Records provided section start

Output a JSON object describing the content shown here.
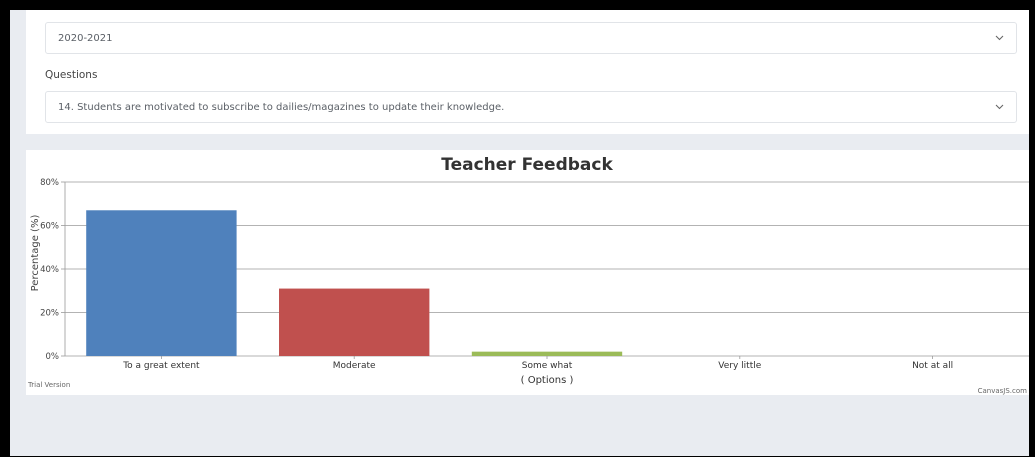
{
  "form": {
    "year": {
      "value": "2020-2021",
      "icon": "chevron-down-icon"
    },
    "questions_label": "Questions",
    "question": {
      "value": "14. Students are motivated to subscribe to dailies/magazines to update their knowledge.",
      "icon": "chevron-down-icon"
    }
  },
  "chart_data": {
    "type": "bar",
    "title": "Teacher Feedback",
    "ylabel": "Percentage (%)",
    "xlabel": "( Options )",
    "categories": [
      "To a great extent",
      "Moderate",
      "Some what",
      "Very little",
      "Not at all"
    ],
    "values": [
      67,
      31,
      2,
      0,
      0
    ],
    "colors": [
      "#4f81bc",
      "#c0504e",
      "#9bbb58",
      "#23bfaa",
      "#8064a1"
    ],
    "ylim": [
      0,
      80
    ],
    "yticks": [
      0,
      20,
      40,
      60,
      80
    ],
    "ytick_labels": [
      "0%",
      "20%",
      "40%",
      "60%",
      "80%"
    ],
    "grid": true
  },
  "watermarks": {
    "left": "Trial Version",
    "right": "CanvasJS.com"
  }
}
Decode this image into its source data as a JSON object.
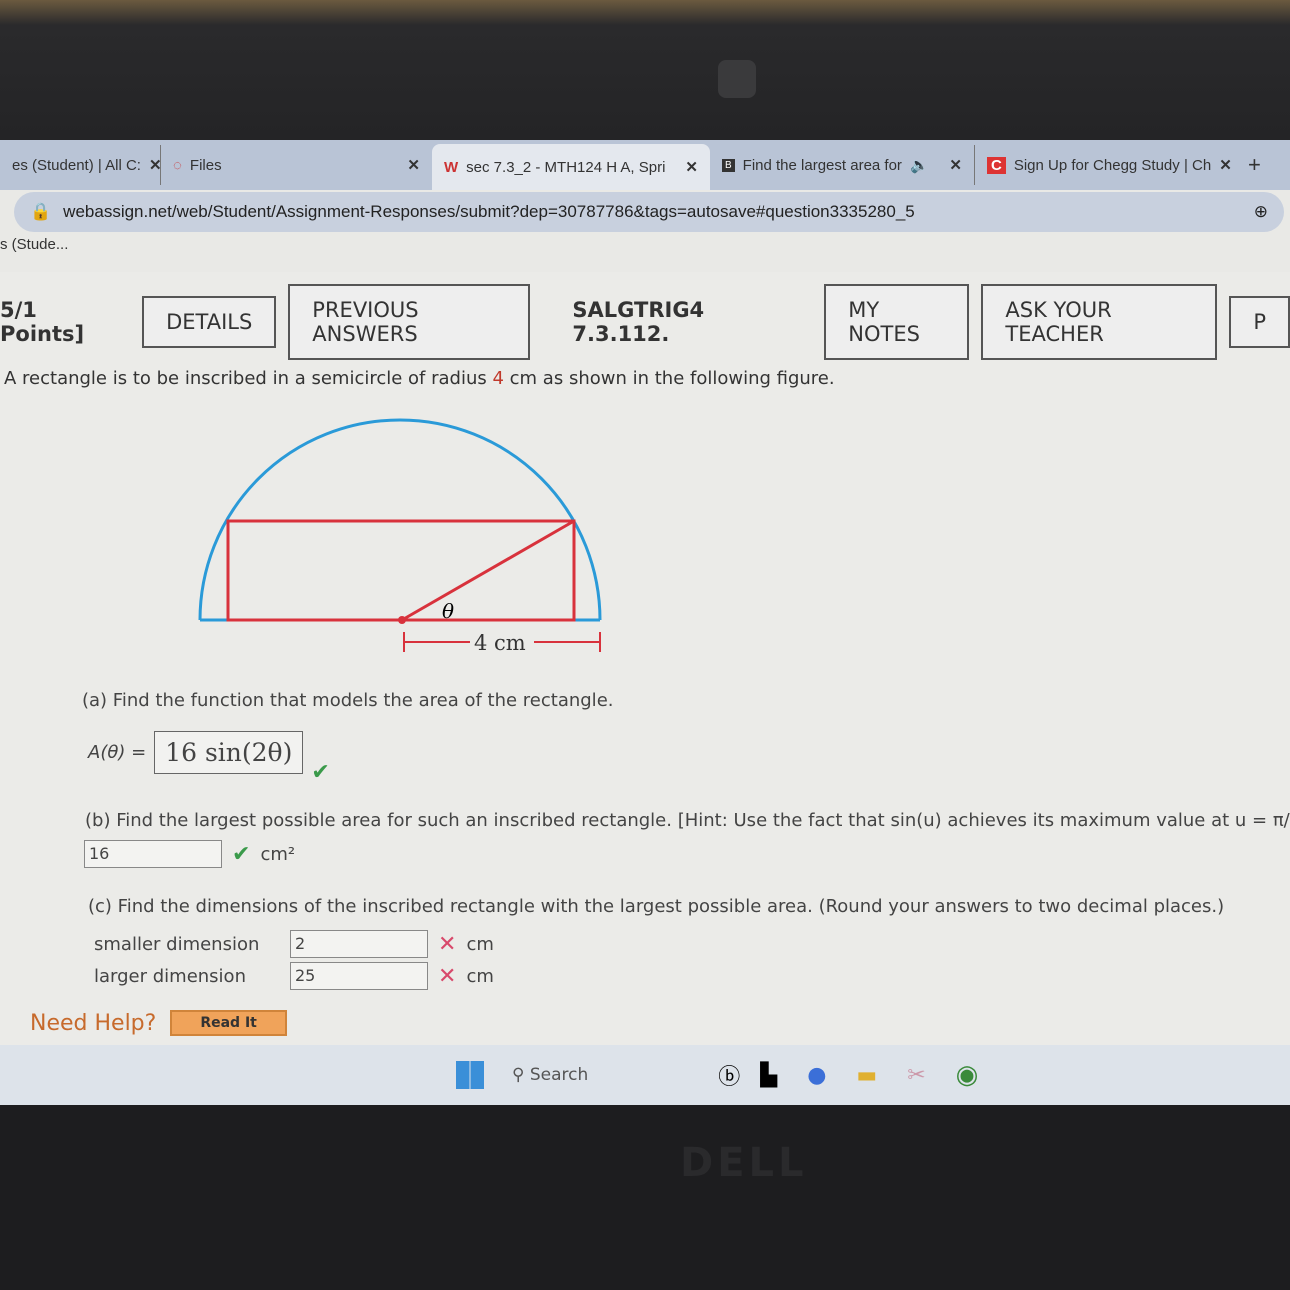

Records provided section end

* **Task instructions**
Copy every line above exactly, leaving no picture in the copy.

* **Task solution**
Output a JSON object describing the content shown here.
{
  "form": {
    "year": {
      "value": "2020-2021",
      "icon": "chevron-down-icon"
    },
    "questions_label": "Questions",
    "question": {
      "value": "14. Students are motivated to subscribe to dailies/magazines to update their knowledge.",
      "icon": "chevron-down-icon"
    }
  },
  "chart_data": {
    "type": "bar",
    "title": "Teacher Feedback",
    "ylabel": "Percentage (%)",
    "xlabel": "( Options )",
    "categories": [
      "To a great extent",
      "Moderate",
      "Some what",
      "Very little",
      "Not at all"
    ],
    "values": [
      67,
      31,
      2,
      0,
      0
    ],
    "colors": [
      "#4f81bc",
      "#c0504e",
      "#9bbb58",
      "#23bfaa",
      "#8064a1"
    ],
    "ylim": [
      0,
      80
    ],
    "yticks": [
      0,
      20,
      40,
      60,
      80
    ],
    "ytick_labels": [
      "0%",
      "20%",
      "40%",
      "60%",
      "80%"
    ],
    "grid": true
  },
  "watermarks": {
    "left": "Trial Version",
    "right": "CanvasJS.com"
  }
}
Decode this image into its source data as a JSON object.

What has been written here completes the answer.